Tuesday, May 3, 2011

CSI: Kitchen Edition

Everyone jokes that the leftovers in their fridge have been there so long as to be unrecognizable. But that never really happens, right? I mean, you might have a little trouble determining which green vegetable it was that has turned orange and liquidy in the bottom of the Corningware dish some well-intentioned relative gave you for your wedding. But usually with a little bit of thought, review of grocery store receipts, and laboratory analysis you can piece it together.

Oh yeah, I remember making green beans almondine for Thanksgiving now. What was it, 2009?

I've never truly had the "What the hell was THAT?" experience when cleaning out the fridge. No matter how badly deteriorated the contents of the bowl was, I could always sort of remember having bought it, prepared it, or brought it home from someone else's house with the intention of eating it at some point.

Until today.

I came home from the store and opened the fridge to put the milk away only to have a medium sized enameled baking dish fall onto my foot, ejecting it's blue, fuzzy contents all over the floor and my shoes.

I stood there for a moment, gallon of milk in hand, muttering unladylike things about the rest of my family and why I'm the only one who ever cleans the fridge before remembering how I went to yoga last night while Ryan put the big boys to bed then cleaned the kitchen before starting on the actual work he had still to do before going to bed and getting up with James several times between three and six in the morning. OK! Time to clean the fridge!

After putting the baking dish in some soapy water and cleaning all the blue fuzz off the floor I put on my lead apron and face shield and removed a covered Corningware dish from the lower shelf for inspection.

It was about the size of a softball and appeared to have been some kind of roast at one time. The last roast I bought I had cooked in the crockpot to make French Dips, so I am fairly certain this was not it. Whatever it was had been white meat and was covered with a creamy orange sauce with what appeared to have been bits of some kind of herb in it.

Whether or not the sauce was intended to be orange is a matter of uncertainty. The herbs looked tasty though. If they were actually herbs.

I stared at it for several minutes trying to remember when I had cooked it and what it had been but came up with nothing. I looked closer at it and noticed what might have been cheese back in 1997 when it was originally prepared, but this did not help either.

And then, and I cannot explain this behavior other than to remind you that James got up multiple times between three and six last night, I gave it a little sniff.


I am pretty sure that was not how it smelled originally when I cooked it to celebrate JFK's inauguration.

Defeated, I scraped it into the trash and washed out the dish. Carefully. And then sterilized my hands in a paste made of isopropyl alcohol and pumice from a dormant volcano in Greece named for the Goddess of Botulism.

I am very unsettled not knowing what it was.


apathy lounge said...

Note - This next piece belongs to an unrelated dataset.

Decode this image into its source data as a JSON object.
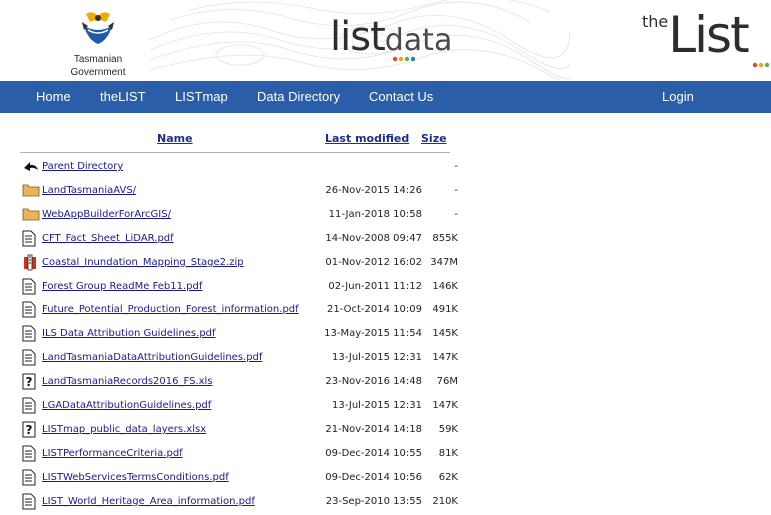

Some things are better left undiscovered. I know that's a hard truth for people like us who are educators, because it means we've given up. That said, there is no blue food and so the trashcan is absolutely where this stuff should have gone. Knowing what it was in a former life would only make you cry.

Kyla said...

I'm sure it used to be food...now it is a happy home for a variety of fungi and bacteria! Microbiology lab in your own home. ;)

Phoenix Rising said...

This is why I always store leftovers in plastic. You can just toss that nonsense and never think twice about it. So much harder when you're committed to the Corningware.

Sarah said...

OMG awesome! I found some seriously liquid vegetables in a Pyrex in the back of the fridge this week. I didn't know that asparagus wold actually liquify. But it will! The peas just got sort of mushy. The problem with Pyrex is that when the lid is on, you can't smell anything, and it looks totally innocuous from the outside. Also? French dips sound awesome.

Kim said...

Ha ha -- I know this grossed you out but it is funny too! I almost passed out when I went out of town for a week and everything in the fridge was liquid/fuzzy when I returned. Now when we leave town I make sure the fridge is empty!

Chiconky said...

This is hilarious! I especially love the "paste made of isopropyl alcohol and pumice from a dormant volcano in Greece named for the Goddess of Botulism." If it makes you feel any better, our trashcan (outdoor, thank God!) is now full of about 3 inches of bleach, boiling water, and bug spray that we dumped in there to kill a whole herd of trash loving insects that will not be named. That's what happens when you're all hippy and don't have enough trash to justify the curb for three weeks. Blech!

What'd you do with your shoes?

Ronni said...

I laughed so hard through this post. Hilarious!

EH said...

I have been known to throw out perfectly good rubbermaid containers rather than attempt to clean them. I did it yesterday, in fact. Some things are simply beyond my pay grade.

Also, why is garlic so wonderful in food, except after the food it is in rots, whereupon it turns into the most vile smell ever?

sarah said...

omg, Becca, everything about this post is HILARIOUS! You are such a fantastic writer. I love when things like this happen to you (sorry) because I know the way you explain it is going to make me laugh so hard my sides hurt.